What you should do: Where a line of the records contains the word "JSON", show that line.

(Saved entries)
----------

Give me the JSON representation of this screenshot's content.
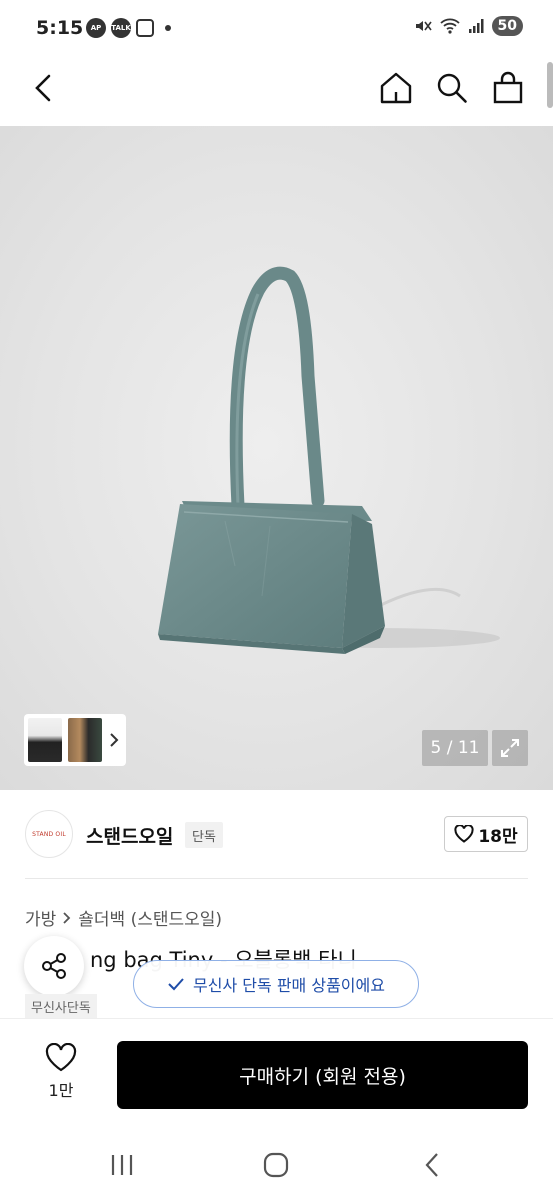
{
  "status_bar": {
    "time": "5:15",
    "battery": "50",
    "left_icons": [
      "AP",
      "TALK"
    ]
  },
  "app_bar": {
    "icons": [
      "back-icon",
      "home-icon",
      "search-icon",
      "cart-icon"
    ]
  },
  "gallery": {
    "counter": "5 / 11",
    "product_color": "#6f8f8f"
  },
  "brand": {
    "logo_text": "STAND OIL",
    "name": "스탠드오일",
    "badge": "단독",
    "likes": "18만"
  },
  "product": {
    "category_1": "가방",
    "category_2": "숄더백 (스탠드오일)",
    "title": "ng bag Tiny - 오블롱백 타니",
    "exclusive_tag": "무신사단독"
  },
  "toast": {
    "message": "무신사 단독 판매 상품이에요"
  },
  "bottom_bar": {
    "wish_count": "1만",
    "buy_label": "구매하기 (회원 전용)"
  },
  "colors": {
    "toast_text": "#1f4da8",
    "toast_border": "#8fb0e6",
    "buy_button": "#000000"
  }
}
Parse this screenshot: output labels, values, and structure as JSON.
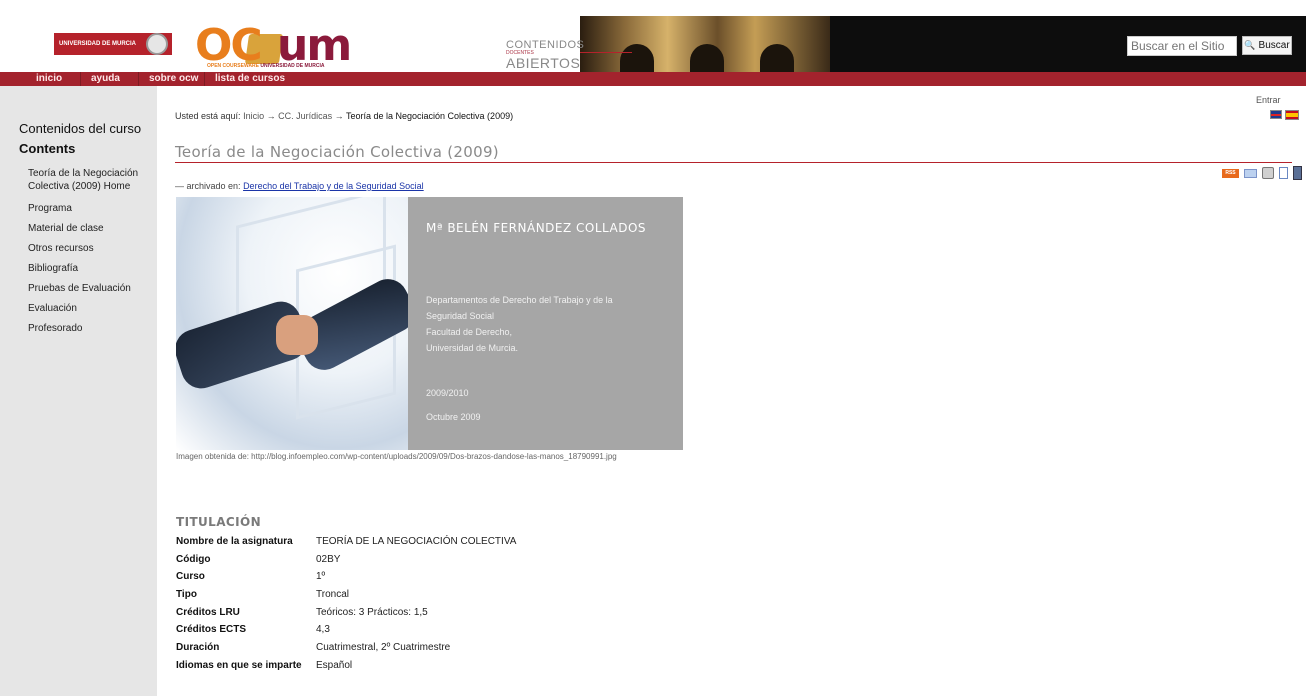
{
  "header": {
    "university_logo_text": "UNIVERSIDAD DE MURCIA",
    "ocw_logo_tagline_a": "OPEN COURSEWARE",
    "ocw_logo_tagline_b": "UNIVERSIDAD DE MURCIA",
    "contenidos_line1": "CONTENIDOS",
    "contenidos_line2": "DOCENTES",
    "contenidos_line3": "ABIERTOS",
    "search_placeholder": "Buscar en el Sitio",
    "search_button_label": "Buscar"
  },
  "nav": {
    "items": [
      "inicio",
      "ayuda",
      "sobre ocw",
      "lista de cursos"
    ]
  },
  "sidebar": {
    "title": "Contenidos del curso",
    "subtitle": "Contents",
    "items": [
      "Teoría de la Negociación Colectiva (2009) Home",
      "Programa",
      "Material de clase",
      "Otros recursos",
      "Bibliografía",
      "Pruebas de Evaluación",
      "Evaluación",
      "Profesorado"
    ]
  },
  "login_label": "Entrar",
  "breadcrumb": {
    "label": "Usted está aquí:",
    "items": [
      "Inicio",
      "CC. Jurídicas",
      "Teoría de la Negociación Colectiva (2009)"
    ],
    "separator": "→"
  },
  "page_title": "Teoría de la Negociación Colectiva (2009)",
  "archived": {
    "prefix": "— archivado en:",
    "link": "Derecho del Trabajo y de la Seguridad Social"
  },
  "doc_actions": {
    "rss_label": "RSS"
  },
  "hero": {
    "name": "Mª BELÉN FERNÁNDEZ COLLADOS",
    "lines": [
      "Departamentos de Derecho del Trabajo y de la",
      "Seguridad Social",
      "Facultad de Derecho,",
      "Universidad de Murcia."
    ],
    "year": "2009/2010",
    "date": "Octubre 2009",
    "caption": "Imagen obtenida de: http://blog.infoempleo.com/wp-content/uploads/2009/09/Dos-brazos-dandose-las-manos_18790991.jpg"
  },
  "titulacion": {
    "heading": "TITULACIÓN",
    "rows": [
      {
        "key": "Nombre de la asignatura",
        "value": "TEORÍA DE LA NEGOCIACIÓN COLECTIVA"
      },
      {
        "key": "Código",
        "value": "02BY"
      },
      {
        "key": "Curso",
        "value": "1º"
      },
      {
        "key": "Tipo",
        "value": "Troncal"
      },
      {
        "key": "Créditos LRU",
        "value": "Teóricos: 3 Prácticos: 1,5"
      },
      {
        "key": "Créditos ECTS",
        "value": "4,3"
      },
      {
        "key": "Duración",
        "value": "Cuatrimestral, 2º Cuatrimestre"
      },
      {
        "key": "Idiomas en que se imparte",
        "value": "Español"
      }
    ]
  }
}
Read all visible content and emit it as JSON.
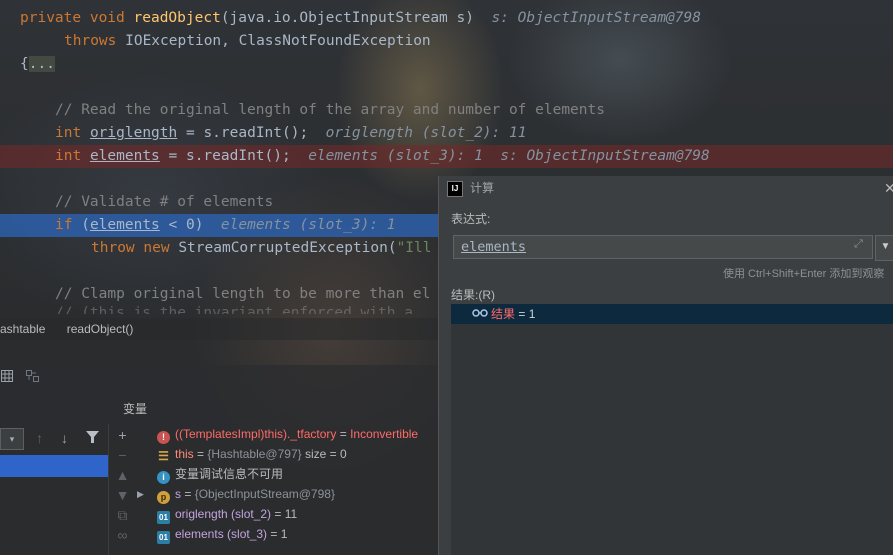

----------

Solution for this exercise:
Give me the JSON representation of this screenshot's content.
Parse this screenshot: output labels, values, and structure as JSON.
Read all visible content and emit it as JSON.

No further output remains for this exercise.